NICE recommends that supplemental oxygen should be administered at SpO2 <92%. However, there is a lack of evidence as to the optimal target SpO2 for supplemental oxygen therapy for bronchiolitis. A double-blind randomised equivalence trial published in 2015 compared SpO2 90% versus SpO2 94% as thresholds for supplementary oxygen. The study concluded that a target SpO2 of 90% is as safe and clinically effective as 94%.5
The pathogenesis of respiratory failure in bronchiolitis is multifactorial,4,6 and NICE recommends that continuous positive airway pressure should be administered to children with impending respiratory failure.1 Airway suctioning is recommended in children with apnoea, respiratory distress or difficulty feeding because of secretions.1 Chest physiotherapy is recommended for those with a co-morbidity that affects their ability to clear secretions.
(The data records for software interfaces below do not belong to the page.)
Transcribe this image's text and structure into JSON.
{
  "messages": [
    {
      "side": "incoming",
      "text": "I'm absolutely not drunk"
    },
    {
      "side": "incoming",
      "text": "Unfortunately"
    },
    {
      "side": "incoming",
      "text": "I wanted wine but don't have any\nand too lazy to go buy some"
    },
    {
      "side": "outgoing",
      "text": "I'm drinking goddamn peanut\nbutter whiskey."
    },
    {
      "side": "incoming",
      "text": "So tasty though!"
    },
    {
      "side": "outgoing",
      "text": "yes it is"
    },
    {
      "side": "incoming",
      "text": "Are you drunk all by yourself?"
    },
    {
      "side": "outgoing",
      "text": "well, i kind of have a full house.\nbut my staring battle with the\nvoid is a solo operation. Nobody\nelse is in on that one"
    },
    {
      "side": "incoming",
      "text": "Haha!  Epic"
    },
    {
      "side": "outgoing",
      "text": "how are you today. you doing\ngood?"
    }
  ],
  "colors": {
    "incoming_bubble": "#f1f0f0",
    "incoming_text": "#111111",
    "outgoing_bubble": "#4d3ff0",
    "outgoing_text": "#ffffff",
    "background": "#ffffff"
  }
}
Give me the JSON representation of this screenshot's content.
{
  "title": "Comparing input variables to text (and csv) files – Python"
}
Despite its widespread use in paediatric practice, including on general paediatric wards, the NICE guideline does not discuss the use of heated humidified high-flow nasal cannula (HHHFNC) oxygen. Currently, insufficient evidence exists to show any benefit for use of HHHFNC oxygen.6–8
The current NICE guideline does not recommend the use of nebulised hypertonic saline. Published data from the UK Sabre trial and meta-analysis studies have found no evidence for their use, despite the Cochrane review in 2013, which suggested it may alter the course of the disease.9–11
Bronchiolitis is a lower respiratory infection of viral aetiology commonly affecting children less than one year of age during the winter months. Lacking curative treatment, the management remains supportive care. The NICE guideline on bronchiolitis published in 2015 aims to provide recommendations for the diagnosis, investigations and management of bronchiolitis.
1 National Institute for Health and Care Excellence.Bronchiolitis in children. NG9. https://www.nice.org.uk/guidance/ng9 (accessed April 2017).
2 Scottish Intercollegiate Guidelines Network: Bronchiolitis in children. A national clinical guideline. 91. Edinburgh: Scottish Intercollegiate Guidelines Network, 2006.
3 Ralston SL et al. Clinical Practice Guideline: The diagnosis, management and prevention of bronchiolitis. Pediatrics 2014;134:e1474.
4 Meissner HC. Viral bronchiolitis in children. N Engl J Med 2016;7;374(1):62–72.
5 Rodriguez A et al. Oxygen saturation targets in infants with bronchiolitis (BIDS): a double-blind, randomised, equivalence trial. Lancet 2015;316:1041–8.
6 Sinha IP et al. CPAP and high-flow nasal cannula oxygen in bronchiolitis. CHEST J 2015;1;148(3):810–23.
7 Mayfield S et al. High-flow nasal cannula therapy for respiratory support in children. Cochrane Database Sys Rev 2014;3:CD009850.
8 Beggs S et al. High-flow nasalcannula therapy for infants with bronchiolitis. Cochrane Database Sys Rev 2014;1:CD009609.
9 Everard ML et al. SABRE: a multicentre randomised control trial of nebulised hypertonic saline in infants hospitalised with acute bronchiolitis. Thorax 2014;69:1105–12.
10 Everard M et al. Hypertonic saline (HS) for acute bronchiolitis: Systematic review and meta-analysis. Eur Resp J 2014;44(Suppl 58):P1226.
11 Zhang L et al. Nebulised hypertonic saline solution for acute bronchiolitis in infants. Cochrane Database Syst Rev 2013;7: CD006458.